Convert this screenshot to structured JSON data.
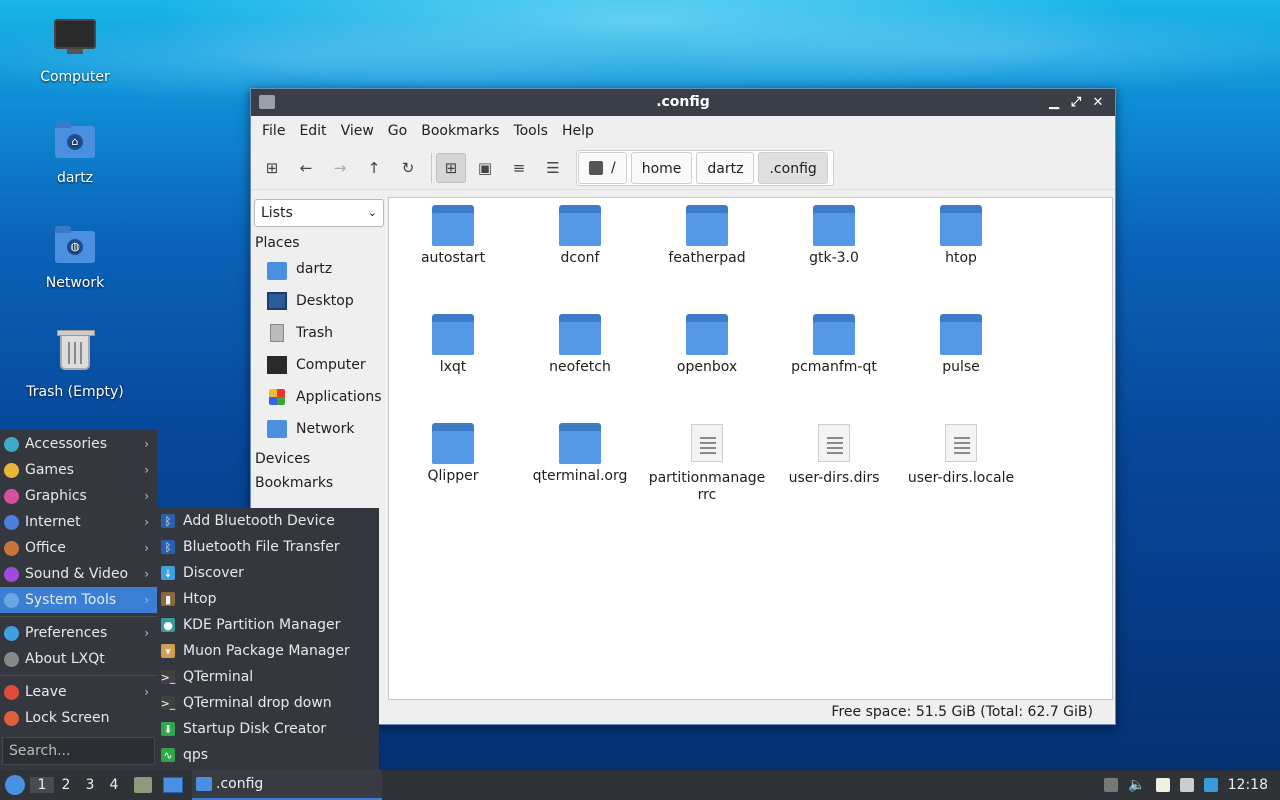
{
  "desktop": {
    "icons": [
      {
        "label": "Computer"
      },
      {
        "label": "dartz"
      },
      {
        "label": "Network"
      },
      {
        "label": "Trash (Empty)"
      }
    ]
  },
  "window": {
    "title": ".config",
    "controls": {
      "minimize": "▁",
      "maximize": "⤢",
      "close": "✕"
    },
    "menu": [
      "File",
      "Edit",
      "View",
      "Go",
      "Bookmarks",
      "Tools",
      "Help"
    ],
    "toolbar": {
      "new_tab": "⊞",
      "back": "←",
      "forward": "→",
      "up": "↑",
      "reload": "↻",
      "view_icon": "⊞",
      "view_thumb": "▣",
      "view_compact": "≡",
      "view_detail": "☰"
    },
    "path": {
      "root": "/",
      "crumbs": [
        "home",
        "dartz",
        ".config"
      ]
    },
    "sidebar": {
      "select": "Lists",
      "places_header": "Places",
      "places": [
        "dartz",
        "Desktop",
        "Trash",
        "Computer",
        "Applications",
        "Network"
      ],
      "devices_header": "Devices",
      "bookmarks_header": "Bookmarks"
    },
    "files": [
      {
        "name": "autostart",
        "type": "folder"
      },
      {
        "name": "dconf",
        "type": "folder"
      },
      {
        "name": "featherpad",
        "type": "folder"
      },
      {
        "name": "gtk-3.0",
        "type": "folder"
      },
      {
        "name": "htop",
        "type": "folder"
      },
      {
        "name": "lxqt",
        "type": "folder"
      },
      {
        "name": "neofetch",
        "type": "folder"
      },
      {
        "name": "openbox",
        "type": "folder"
      },
      {
        "name": "pcmanfm-qt",
        "type": "folder"
      },
      {
        "name": "pulse",
        "type": "folder"
      },
      {
        "name": "Qlipper",
        "type": "folder"
      },
      {
        "name": "qterminal.org",
        "type": "folder"
      },
      {
        "name": "partitionmanagerrc",
        "type": "file"
      },
      {
        "name": "user-dirs.dirs",
        "type": "file"
      },
      {
        "name": "user-dirs.locale",
        "type": "file"
      }
    ],
    "status": "Free space: 51.5 GiB (Total: 62.7 GiB)"
  },
  "appmenu": {
    "items": [
      {
        "label": "Accessories",
        "color": "#3fa9c9",
        "has_sub": true
      },
      {
        "label": "Games",
        "color": "#e8b43a",
        "has_sub": true
      },
      {
        "label": "Graphics",
        "color": "#d94fa0",
        "has_sub": true
      },
      {
        "label": "Internet",
        "color": "#4a7fe0",
        "has_sub": true
      },
      {
        "label": "Office",
        "color": "#c9733a",
        "has_sub": true
      },
      {
        "label": "Sound & Video",
        "color": "#a04ad9",
        "has_sub": true
      },
      {
        "label": "System Tools",
        "color": "#6aa6e0",
        "has_sub": true,
        "selected": true
      }
    ],
    "items2": [
      {
        "label": "Preferences",
        "color": "#3fa0e0",
        "has_sub": true
      },
      {
        "label": "About LXQt",
        "color": "#888888",
        "has_sub": false
      }
    ],
    "items3": [
      {
        "label": "Leave",
        "color": "#e04a3a",
        "has_sub": true
      },
      {
        "label": "Lock Screen",
        "color": "#e0603a",
        "has_sub": false
      }
    ],
    "search_placeholder": "Search..."
  },
  "submenu": {
    "items": [
      {
        "label": "Add Bluetooth Device",
        "icon": "ᛒ",
        "color": "#2a5fb0"
      },
      {
        "label": "Bluetooth File Transfer",
        "icon": "ᛒ",
        "color": "#2a5fb0"
      },
      {
        "label": "Discover",
        "icon": "↓",
        "color": "#3da0e0"
      },
      {
        "label": "Htop",
        "icon": "▮",
        "color": "#8a6a3a"
      },
      {
        "label": "KDE Partition Manager",
        "icon": "●",
        "color": "#3a9a9a"
      },
      {
        "label": "Muon Package Manager",
        "icon": "▾",
        "color": "#d0a050"
      },
      {
        "label": "QTerminal",
        "icon": ">_",
        "color": "#404040"
      },
      {
        "label": "QTerminal drop down",
        "icon": ">_",
        "color": "#404040"
      },
      {
        "label": "Startup Disk Creator",
        "icon": "⬇",
        "color": "#2ea84a"
      },
      {
        "label": "qps",
        "icon": "∿",
        "color": "#2ea84a"
      }
    ]
  },
  "taskbar": {
    "workspaces": [
      "1",
      "2",
      "3",
      "4"
    ],
    "task_label": ".config",
    "clock": "12:18",
    "tray_icons": [
      "up-arrow-icon",
      "volume-icon",
      "clipboard-icon",
      "network-icon",
      "updates-icon"
    ]
  }
}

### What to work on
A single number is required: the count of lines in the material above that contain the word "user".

### The completed task
2